» **Work to complete**
Every record must come back exactly as given.
[[ Records for this task open ]]
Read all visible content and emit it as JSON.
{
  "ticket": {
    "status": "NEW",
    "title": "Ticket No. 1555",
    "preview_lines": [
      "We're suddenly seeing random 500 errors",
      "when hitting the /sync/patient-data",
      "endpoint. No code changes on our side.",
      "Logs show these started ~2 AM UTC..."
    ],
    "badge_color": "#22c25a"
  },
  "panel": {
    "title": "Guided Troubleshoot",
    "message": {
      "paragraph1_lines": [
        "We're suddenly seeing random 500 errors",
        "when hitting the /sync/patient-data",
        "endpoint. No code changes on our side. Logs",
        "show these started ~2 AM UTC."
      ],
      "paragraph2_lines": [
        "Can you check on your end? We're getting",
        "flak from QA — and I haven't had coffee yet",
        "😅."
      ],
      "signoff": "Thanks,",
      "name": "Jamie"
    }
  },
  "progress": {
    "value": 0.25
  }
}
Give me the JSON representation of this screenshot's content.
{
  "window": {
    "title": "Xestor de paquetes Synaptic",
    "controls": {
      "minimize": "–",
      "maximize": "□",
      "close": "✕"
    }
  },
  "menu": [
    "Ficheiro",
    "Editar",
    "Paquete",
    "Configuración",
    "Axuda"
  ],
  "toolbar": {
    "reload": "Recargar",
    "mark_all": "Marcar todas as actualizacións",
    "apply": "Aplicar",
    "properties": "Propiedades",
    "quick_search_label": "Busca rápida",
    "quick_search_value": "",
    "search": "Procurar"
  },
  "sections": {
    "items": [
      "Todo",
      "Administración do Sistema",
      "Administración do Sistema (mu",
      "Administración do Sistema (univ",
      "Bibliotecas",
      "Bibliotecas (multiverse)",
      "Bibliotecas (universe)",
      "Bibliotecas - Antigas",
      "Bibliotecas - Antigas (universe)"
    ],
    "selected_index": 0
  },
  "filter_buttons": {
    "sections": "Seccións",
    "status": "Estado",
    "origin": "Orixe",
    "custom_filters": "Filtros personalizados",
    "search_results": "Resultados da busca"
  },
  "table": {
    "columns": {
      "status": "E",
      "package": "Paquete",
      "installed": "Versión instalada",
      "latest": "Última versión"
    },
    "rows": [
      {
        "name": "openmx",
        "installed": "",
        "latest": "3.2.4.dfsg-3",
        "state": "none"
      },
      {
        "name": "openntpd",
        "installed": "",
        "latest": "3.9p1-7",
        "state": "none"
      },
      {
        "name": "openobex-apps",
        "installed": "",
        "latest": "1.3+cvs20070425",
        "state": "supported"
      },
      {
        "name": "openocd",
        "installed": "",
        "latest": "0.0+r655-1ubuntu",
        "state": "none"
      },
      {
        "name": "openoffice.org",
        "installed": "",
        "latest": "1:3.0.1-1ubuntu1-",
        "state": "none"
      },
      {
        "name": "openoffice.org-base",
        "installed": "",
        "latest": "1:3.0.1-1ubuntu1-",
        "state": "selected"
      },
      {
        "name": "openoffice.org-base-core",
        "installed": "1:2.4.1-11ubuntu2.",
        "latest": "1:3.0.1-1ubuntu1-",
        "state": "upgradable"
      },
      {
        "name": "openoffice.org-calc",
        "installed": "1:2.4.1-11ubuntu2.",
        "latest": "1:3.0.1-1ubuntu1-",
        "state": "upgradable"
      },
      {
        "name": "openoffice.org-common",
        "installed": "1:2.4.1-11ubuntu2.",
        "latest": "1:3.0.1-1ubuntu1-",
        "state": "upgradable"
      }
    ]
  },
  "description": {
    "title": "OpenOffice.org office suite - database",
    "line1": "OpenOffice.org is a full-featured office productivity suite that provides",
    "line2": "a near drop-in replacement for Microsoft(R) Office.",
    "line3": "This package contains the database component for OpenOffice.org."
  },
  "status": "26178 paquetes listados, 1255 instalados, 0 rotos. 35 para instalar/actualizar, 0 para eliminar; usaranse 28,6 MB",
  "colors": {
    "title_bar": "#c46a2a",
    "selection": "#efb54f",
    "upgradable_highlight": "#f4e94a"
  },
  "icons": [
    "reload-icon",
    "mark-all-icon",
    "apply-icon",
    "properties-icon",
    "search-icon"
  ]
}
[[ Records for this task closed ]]
» **Solved exercise**
Read all visible content and emit it as JSON.
{
  "ticket": {
    "status": "NEW",
    "title": "Ticket No. 1555",
    "preview_lines": [
      "We're suddenly seeing random 500 errors",
      "when hitting the /sync/patient-data",
      "endpoint. No code changes on our side.",
      "Logs show these started ~2 AM UTC..."
    ],
    "badge_color": "#22c25a"
  },
  "panel": {
    "title": "Guided Troubleshoot",
    "message": {
      "paragraph1_lines": [
        "We're suddenly seeing random 500 errors",
        "when hitting the /sync/patient-data",
        "endpoint. No code changes on our side. Logs",
        "show these started ~2 AM UTC."
      ],
      "paragraph2_lines": [
        "Can you check on your end? We're getting",
        "flak from QA — and I haven't had coffee yet",
        "😅."
      ],
      "signoff": "Thanks,",
      "name": "Jamie"
    }
  },
  "progress": {
    "value": 0.25
  }
}
Give me the JSON representation of this screenshot's content.
{
  "window": {
    "title": "Xestor de paquetes Synaptic",
    "controls": {
      "minimize": "–",
      "maximize": "□",
      "close": "✕"
    }
  },
  "menu": [
    "Ficheiro",
    "Editar",
    "Paquete",
    "Configuración",
    "Axuda"
  ],
  "toolbar": {
    "reload": "Recargar",
    "mark_all": "Marcar todas as actualizacións",
    "apply": "Aplicar",
    "properties": "Propiedades",
    "quick_search_label": "Busca rápida",
    "quick_search_value": "",
    "search": "Procurar"
  },
  "sections": {
    "items": [
      "Todo",
      "Administración do Sistema",
      "Administración do Sistema (mu",
      "Administración do Sistema (univ",
      "Bibliotecas",
      "Bibliotecas (multiverse)",
      "Bibliotecas (universe)",
      "Bibliotecas - Antigas",
      "Bibliotecas - Antigas (universe)"
    ],
    "selected_index": 0
  },
  "filter_buttons": {
    "sections": "Seccións",
    "status": "Estado",
    "origin": "Orixe",
    "custom_filters": "Filtros personalizados",
    "search_results": "Resultados da busca"
  },
  "table": {
    "columns": {
      "status": "E",
      "package": "Paquete",
      "installed": "Versión instalada",
      "latest": "Última versión"
    },
    "rows": [
      {
        "name": "openmx",
        "installed": "",
        "latest": "3.2.4.dfsg-3",
        "state": "none"
      },
      {
        "name": "openntpd",
        "installed": "",
        "latest": "3.9p1-7",
        "state": "none"
      },
      {
        "name": "openobex-apps",
        "installed": "",
        "latest": "1.3+cvs20070425",
        "state": "supported"
      },
      {
        "name": "openocd",
        "installed": "",
        "latest": "0.0+r655-1ubuntu",
        "state": "none"
      },
      {
        "name": "openoffice.org",
        "installed": "",
        "latest": "1:3.0.1-1ubuntu1-",
        "state": "none"
      },
      {
        "name": "openoffice.org-base",
        "installed": "",
        "latest": "1:3.0.1-1ubuntu1-",
        "state": "selected"
      },
      {
        "name": "openoffice.org-base-core",
        "installed": "1:2.4.1-11ubuntu2.",
        "latest": "1:3.0.1-1ubuntu1-",
        "state": "upgradable"
      },
      {
        "name": "openoffice.org-calc",
        "installed": "1:2.4.1-11ubuntu2.",
        "latest": "1:3.0.1-1ubuntu1-",
        "state": "upgradable"
      },
      {
        "name": "openoffice.org-common",
        "installed": "1:2.4.1-11ubuntu2.",
        "latest": "1:3.0.1-1ubuntu1-",
        "state": "upgradable"
      }
    ]
  },
  "description": {
    "title": "OpenOffice.org office suite - database",
    "line1": "OpenOffice.org is a full-featured office productivity suite that provides",
    "line2": "a near drop-in replacement for Microsoft(R) Office.",
    "line3": "This package contains the database component for OpenOffice.org."
  },
  "status": "26178 paquetes listados, 1255 instalados, 0 rotos. 35 para instalar/actualizar, 0 para eliminar; usaranse 28,6 MB",
  "colors": {
    "title_bar": "#c46a2a",
    "selection": "#efb54f",
    "upgradable_highlight": "#f4e94a"
  },
  "icons": [
    "reload-icon",
    "mark-all-icon",
    "apply-icon",
    "properties-icon",
    "search-icon"
  ]
}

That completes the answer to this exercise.